An e-mail from WWD to the Black at Nike creators bounced back Thursday as undeliverable. Twenty-four hours earlier the anonymous creators had used that same address to communicate with WWD.
Asked about claims that Nike was responsible for deleting the account, a Nike spokesman said, “We have no knowledge of who owns the accounts or why they were taken down.”
The Nike spokesman did not respond when asked if the company plans to follow up and investigate any of the allegations that had been posted.
A spokeswoman for Instagram said the platform did not remove the account. “There are many reasons why an account may no longer be accessible from its prior URL, including for example, if the account holder deleted the account, deactivated the account or changed the account username,” she said.
Asked if another reason for removal could be due to a third party or law firm threatening legal action, the Instagram spokeswoman said the company cannot comment on hypothetical situations. “We respond to valid legal requests but do not comment on specific cases,” she said.
As of Wednesday morning, @BlackatNike had amassed nearly 8,600 followers and 76 alleged experiences had been shared on the Instagram page. Nike had 117.4 million followers on Instagram as of Thursday afternoon.
Set up to amplify Black voices of current and former Nike staffers, the Black at Nike group encouraged staffers of color to send their stories via a Google link to the non-Nike-affiliated site. Respondents were advised not to name those who were allegedly responsible for the acts of racism and microaggressions.
As of 2019, 22 percent of Nike’s 76,000 employees worldwide identified as Black or African American.
Although the account’s creators said they had agreed not to do any media interviews Wednesday, they had provided some information about their initiatives. They indicated that many Black employees had been “suffering in silence alone. Many have been laid off due to retaliation. Many feel they should shut up and work, in fear of not being able to thrive in the corporate system.”
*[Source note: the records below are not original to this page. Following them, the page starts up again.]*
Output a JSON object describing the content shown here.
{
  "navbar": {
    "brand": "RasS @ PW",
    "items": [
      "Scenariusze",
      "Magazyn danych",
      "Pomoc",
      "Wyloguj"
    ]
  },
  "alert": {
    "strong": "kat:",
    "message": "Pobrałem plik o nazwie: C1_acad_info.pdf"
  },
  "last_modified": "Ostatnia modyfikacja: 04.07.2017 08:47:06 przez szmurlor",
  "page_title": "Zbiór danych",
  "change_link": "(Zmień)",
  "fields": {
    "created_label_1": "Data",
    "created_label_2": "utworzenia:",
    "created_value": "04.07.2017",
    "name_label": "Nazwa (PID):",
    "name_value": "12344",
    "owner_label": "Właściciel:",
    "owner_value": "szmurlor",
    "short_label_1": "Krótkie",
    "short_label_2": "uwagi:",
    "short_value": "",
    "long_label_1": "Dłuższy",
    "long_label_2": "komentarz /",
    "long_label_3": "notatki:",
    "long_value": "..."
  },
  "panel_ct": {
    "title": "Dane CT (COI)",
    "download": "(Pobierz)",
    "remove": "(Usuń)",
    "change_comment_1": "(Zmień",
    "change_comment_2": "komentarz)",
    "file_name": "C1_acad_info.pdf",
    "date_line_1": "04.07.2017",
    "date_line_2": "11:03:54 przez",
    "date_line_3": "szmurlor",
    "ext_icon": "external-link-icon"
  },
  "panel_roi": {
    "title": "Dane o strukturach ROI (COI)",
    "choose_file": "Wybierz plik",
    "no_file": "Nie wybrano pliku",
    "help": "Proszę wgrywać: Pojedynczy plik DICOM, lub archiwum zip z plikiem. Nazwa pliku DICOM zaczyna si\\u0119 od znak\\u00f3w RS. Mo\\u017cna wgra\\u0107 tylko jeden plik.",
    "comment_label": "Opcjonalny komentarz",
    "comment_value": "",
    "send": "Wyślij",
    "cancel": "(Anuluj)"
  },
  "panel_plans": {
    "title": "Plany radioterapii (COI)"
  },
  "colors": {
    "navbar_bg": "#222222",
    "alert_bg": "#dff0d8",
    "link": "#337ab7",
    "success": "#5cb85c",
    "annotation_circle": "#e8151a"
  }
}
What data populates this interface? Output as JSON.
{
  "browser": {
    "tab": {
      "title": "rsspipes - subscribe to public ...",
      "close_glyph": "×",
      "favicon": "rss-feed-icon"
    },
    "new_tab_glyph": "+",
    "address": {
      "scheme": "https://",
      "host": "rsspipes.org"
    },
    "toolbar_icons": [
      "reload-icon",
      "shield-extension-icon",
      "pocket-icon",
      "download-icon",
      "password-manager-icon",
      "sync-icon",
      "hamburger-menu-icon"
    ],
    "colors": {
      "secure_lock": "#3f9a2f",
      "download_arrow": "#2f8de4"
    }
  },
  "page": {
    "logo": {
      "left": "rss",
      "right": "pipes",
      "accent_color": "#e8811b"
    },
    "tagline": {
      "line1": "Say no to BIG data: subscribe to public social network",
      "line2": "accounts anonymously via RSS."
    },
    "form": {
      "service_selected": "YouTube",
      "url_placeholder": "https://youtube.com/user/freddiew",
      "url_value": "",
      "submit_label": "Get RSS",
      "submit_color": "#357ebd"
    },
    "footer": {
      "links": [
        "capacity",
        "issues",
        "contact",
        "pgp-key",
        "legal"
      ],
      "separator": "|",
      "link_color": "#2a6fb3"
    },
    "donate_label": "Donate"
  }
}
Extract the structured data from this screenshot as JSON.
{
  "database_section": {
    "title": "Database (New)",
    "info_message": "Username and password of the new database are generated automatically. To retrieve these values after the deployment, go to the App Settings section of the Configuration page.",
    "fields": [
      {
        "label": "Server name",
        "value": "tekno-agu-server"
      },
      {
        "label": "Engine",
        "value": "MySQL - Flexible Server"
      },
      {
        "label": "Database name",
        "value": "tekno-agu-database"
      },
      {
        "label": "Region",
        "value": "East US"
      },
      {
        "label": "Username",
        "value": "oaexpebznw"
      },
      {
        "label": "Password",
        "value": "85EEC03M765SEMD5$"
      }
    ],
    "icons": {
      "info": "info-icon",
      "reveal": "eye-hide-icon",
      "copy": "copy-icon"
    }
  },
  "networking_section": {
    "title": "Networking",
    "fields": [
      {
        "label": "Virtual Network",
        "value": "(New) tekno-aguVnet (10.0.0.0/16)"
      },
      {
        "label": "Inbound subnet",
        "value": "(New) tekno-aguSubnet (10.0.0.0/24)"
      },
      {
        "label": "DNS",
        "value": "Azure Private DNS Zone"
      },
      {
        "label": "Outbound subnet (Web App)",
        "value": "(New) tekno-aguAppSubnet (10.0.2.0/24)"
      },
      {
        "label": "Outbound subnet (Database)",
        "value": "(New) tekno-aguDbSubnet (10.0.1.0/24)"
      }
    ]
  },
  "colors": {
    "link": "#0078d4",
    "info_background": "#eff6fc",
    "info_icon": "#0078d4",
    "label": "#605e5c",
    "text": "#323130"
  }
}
They also called on Nike’s senior leaders to value the employees of color in the same way they value consumers of color. “Nike can no longer turn a blind eye to the racism that is happening on their watch, every single day at WHQ in Beaverton, Ore., and in their stores around the world.”
One of the @BlackatNike posts referred to a current white female vice president, who allegedly referred to tennis ace Serena Williams (a Nike-sponsored athlete) as “scary” to some consumers. That executive allegedly described Williams in that manner at two Nike sportswear meetings.